When people ask me where to go in Sicily, I normally start talking for hours… There is so much to see and to do that is really hard to answer this question straightaway. After my blog about places to see in the West coast of Sicily, here’s my list of favourite spots in the East coast, Enjoy!
Let’s start with an obvious one: Taormina. Settled on a hill overlooking the Ionian sea and Mount Etna, this town has everything a traveller could possibly look for; history, nature, and entertainment.
Things to do in Taormina
Taormina’s premier sight is the Antico Teatro Greco (Ancient Greek Theatre), where you can literally travel back in time while enjoying a stunning view. In the summer, the theatre hosts international arts and film festivals.
If you’re looking for a relaxing day and more history, i Giardini della Villa Comunale is the perfect place to chill out and enjoy yet another beautiful sea view. From there, you can walk down Corso Umberto and a look at the local shops.
A stone’s throw away from Taormina, Giardini Naxos is the best place for some relaxing beach-time. The coastline id 4 km long and there are plenty of beaches to enjoy!
If you are more into hiking and nature, then Gole dell’Alcantara is your place.

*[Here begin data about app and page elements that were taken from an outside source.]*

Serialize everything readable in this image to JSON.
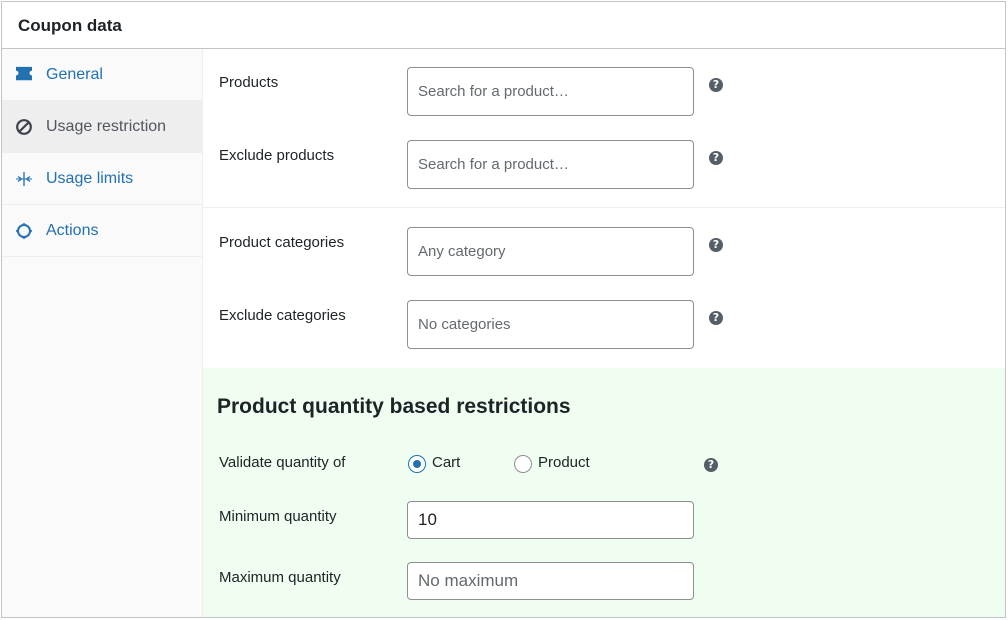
{
  "panel": {
    "title": "Coupon data"
  },
  "tabs": [
    {
      "label": "General",
      "icon": "ticket-icon",
      "active": false
    },
    {
      "label": "Usage restriction",
      "icon": "prohibited-icon",
      "active": true
    },
    {
      "label": "Usage limits",
      "icon": "arrows-in-icon",
      "active": false
    },
    {
      "label": "Actions",
      "icon": "gear-icon",
      "active": false
    }
  ],
  "fields": {
    "products": {
      "label": "Products",
      "placeholder": "Search for a product…"
    },
    "exclude_products": {
      "label": "Exclude products",
      "placeholder": "Search for a product…"
    },
    "product_categories": {
      "label": "Product categories",
      "placeholder": "Any category"
    },
    "exclude_categories": {
      "label": "Exclude categories",
      "placeholder": "No categories"
    }
  },
  "quantity": {
    "title": "Product quantity based restrictions",
    "validate_label": "Validate quantity of",
    "options": [
      {
        "label": "Cart",
        "checked": true
      },
      {
        "label": "Product",
        "checked": false
      }
    ],
    "min_label": "Minimum quantity",
    "min_value": "10",
    "max_label": "Maximum quantity",
    "max_placeholder": "No maximum"
  },
  "help_glyph": "?",
  "colors": {
    "link": "#2271b1",
    "section_bg": "#effef0",
    "sidebar_bg": "#fafafa",
    "active_tab_bg": "#eeeeee"
  }
}
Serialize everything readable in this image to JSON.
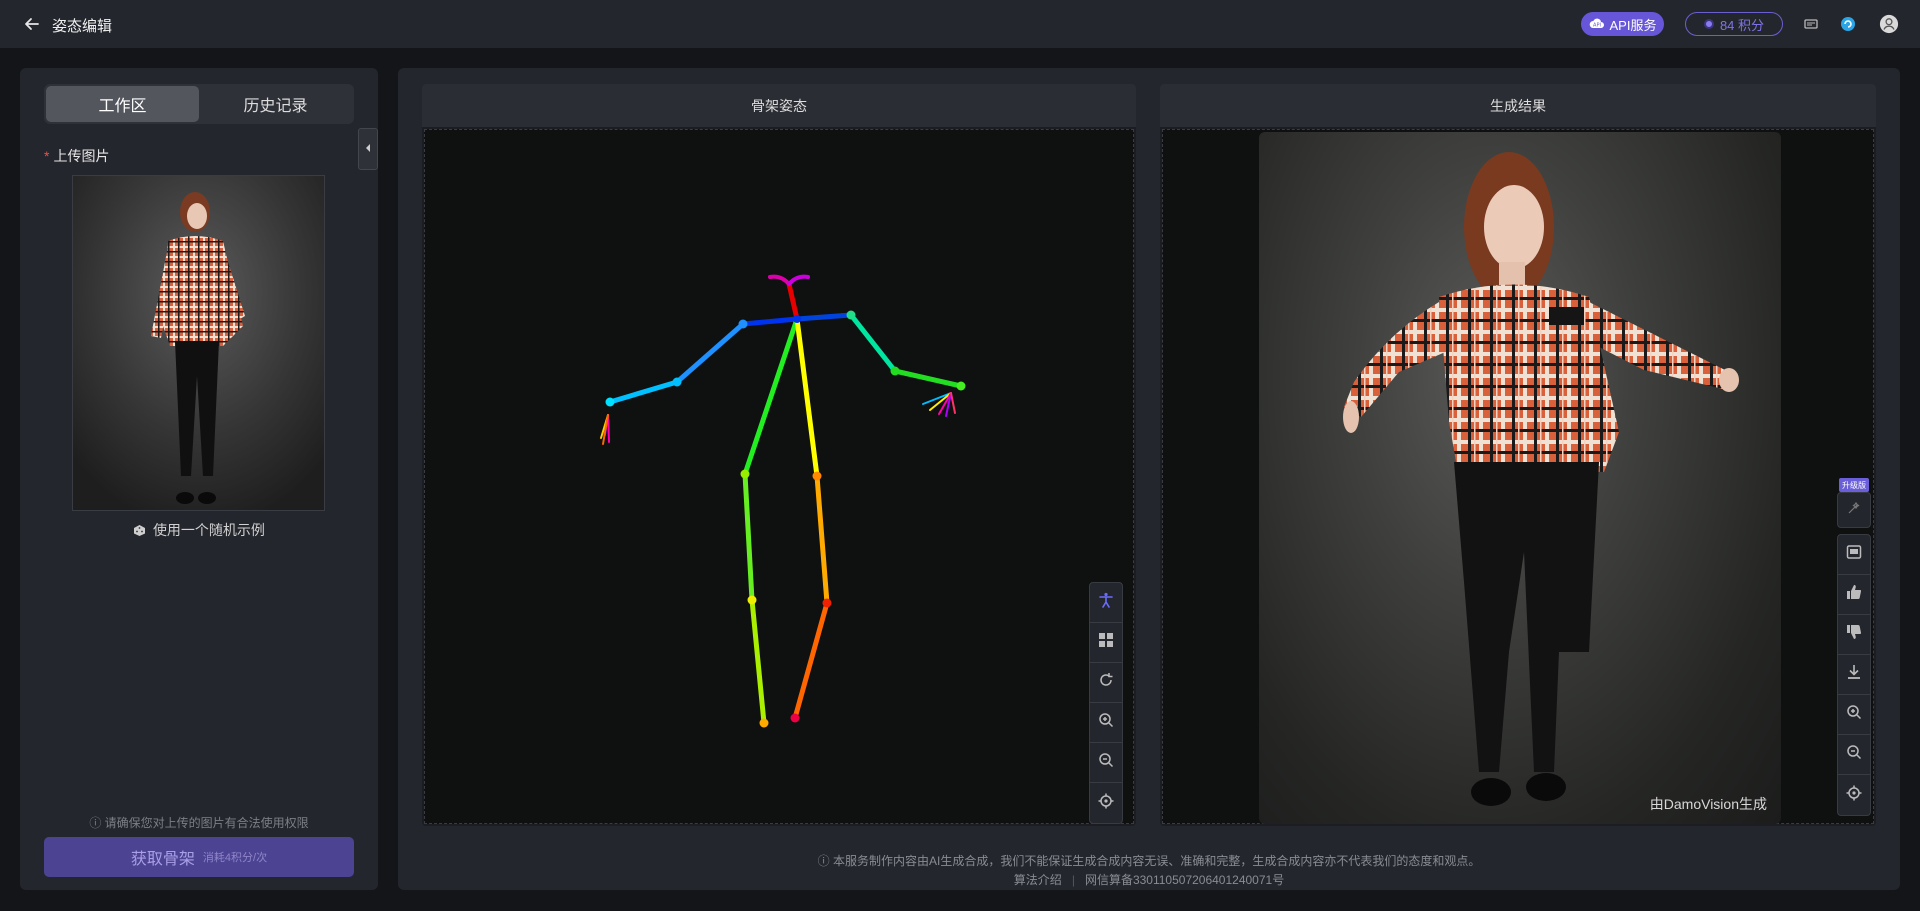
{
  "header": {
    "title": "姿态编辑",
    "api_label": "API服务",
    "points_label": "84 积分"
  },
  "left": {
    "tabs": [
      {
        "label": "工作区",
        "active": true
      },
      {
        "label": "历史记录",
        "active": false
      }
    ],
    "upload_label": "上传图片",
    "required_mark": "*",
    "random_example": "使用一个随机示例",
    "rights_notice": "请确保您对上传的图片有合法使用权限",
    "submit_label": "获取骨架",
    "submit_cost": "消耗4积分/次"
  },
  "skeleton_card": {
    "title": "骨架姿态"
  },
  "result_card": {
    "title": "生成结果",
    "watermark": "由DamoVision生成",
    "upgrade_badge": "升级版"
  },
  "footer": {
    "disclaimer": "本服务制作内容由AI生成合成，我们不能保证生成合成内容无误、准确和完整，生成合成内容亦不代表我们的态度和观点。",
    "algo_link": "算法介绍",
    "license": "网信算备330110507206401240071号"
  },
  "colors": {
    "accent": "#6757d8",
    "panel": "#24262e",
    "background": "#141519"
  }
}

The volcanic gorges, up to 50 metres deep, will take your breath away. You can either lie down in the sun and enjoy the view, or take it to the next level with a walk in the river all the way through the amazing gorges. Check out the official website for more information.
If you are travelling in East Sicily, you can’t possibly miss the opportunity of hiking mount Etna, the tallest active volcano in Europe! Pack your trekking boots, bring plenty of water and don’t forget to put sunscreen on – believe me, it might be that hot up there, but the Sicilian sun will still burn you! If you’re lucky enough, you might even see the volcano erupt. Check this website for information of Etna’s eruptive activity.

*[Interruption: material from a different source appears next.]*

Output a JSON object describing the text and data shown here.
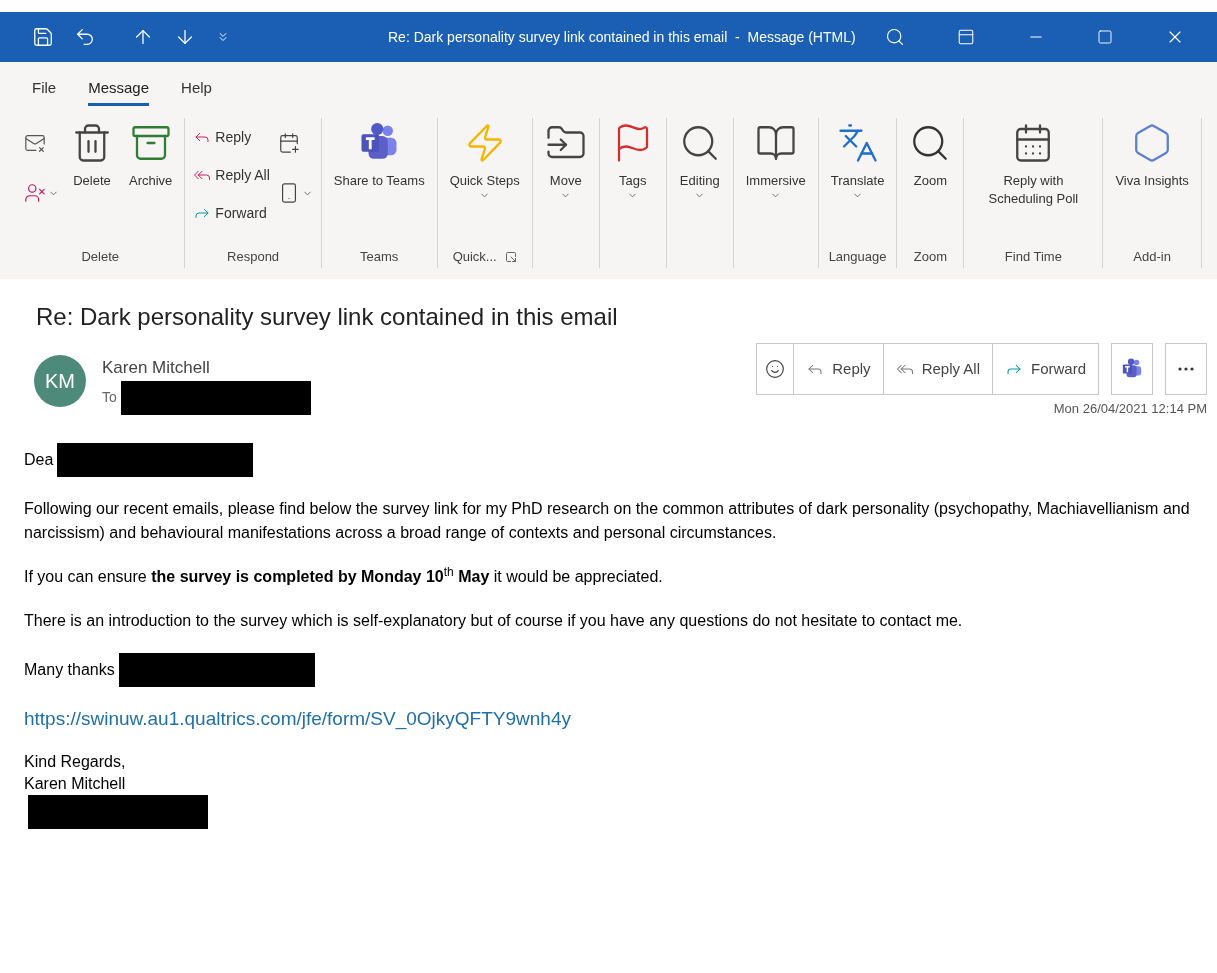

At the slopes of Mount Etna sits the second biggest city in Sicily (hence it’s smokey dark buildings…). Catania, like many other places in Sicily, is full of history and great food! If you want to explore both at once, I’d recommend you join the Streat Catania Tour – a 4 hour walking (and eating) tour through the main squares are markets of the city centre.
Siracusa and Ortigia
Syracuse once was the most important city of Magna Grecia (the area of Southern Italy once populated by Greek settlers). If you decide to stop in this beautiful city, there are two things you can’t possibly miss:
The archeological site
Syracuse’s archeological site is home to a staggering number of well-preserved Greek (and Roman) remains, such as the beautiful Greek theatre, which dates back at least until the 5th Century BC. The theatre is now used to host the annual Greek theatre festival, running from the middle of May to the end of June. Another unmissable attraction is the so called ‘Ear of Dionysius‘, a 20m-high, slender pointed arch cut into the rock, which develops inwards for about 65m. The name was given by Caravaggio during his visit in 1608 and legend goes that it was used by Dionysius the Tyrant as a prison for political dissidents. By means of the perfect acoustics he could overhear the plans and secrets of his captives.
The Island of Ortigia
Ortigia is joined to the mainland by three bridges. As you reach the island, you’ll come to the majestic ruins of the Greek Temple of Apollo. Going right up Corso Matteotti you’ll pass a stream of clothes and shoe shops, before arriving in Piazza Archimede. My favourite spot in Ortigia is the fountain of Arethusa. According to mythology, the fresh-water spring is an embodiment of the nymph Arethusa, changed into a watercourse by the goddess Artemis/Diana in order to escape the unwanted attentions of Alpheus (Alfeo).
Nature reserve of Pantalica
Not far from Syracusa you’ll find the biggest nature reserve is Sicily and one of the most beautiful places in the entire Island. Some of the main highlights include the Necropolis of Pantalica – a collection of rock-cut chamber tombs dating from the 13th to the 7th centuries BC; Valle dell’Anapo -a beautiful canyon full of water streams and caves to explore, and Cava Grande del Cassibile – another hidden gems full of small lakes and waterfalls. Here’s a little taste of the beauty of these places:
The baroque towns of Val di Noto
Last but not least, Ragusa, Noto and Modica are a must see for people who enjoy their dose of good architecture. Check out my blog about events and festivals to find out what’s going on in this area.
Featured picture by Mario Cutroneo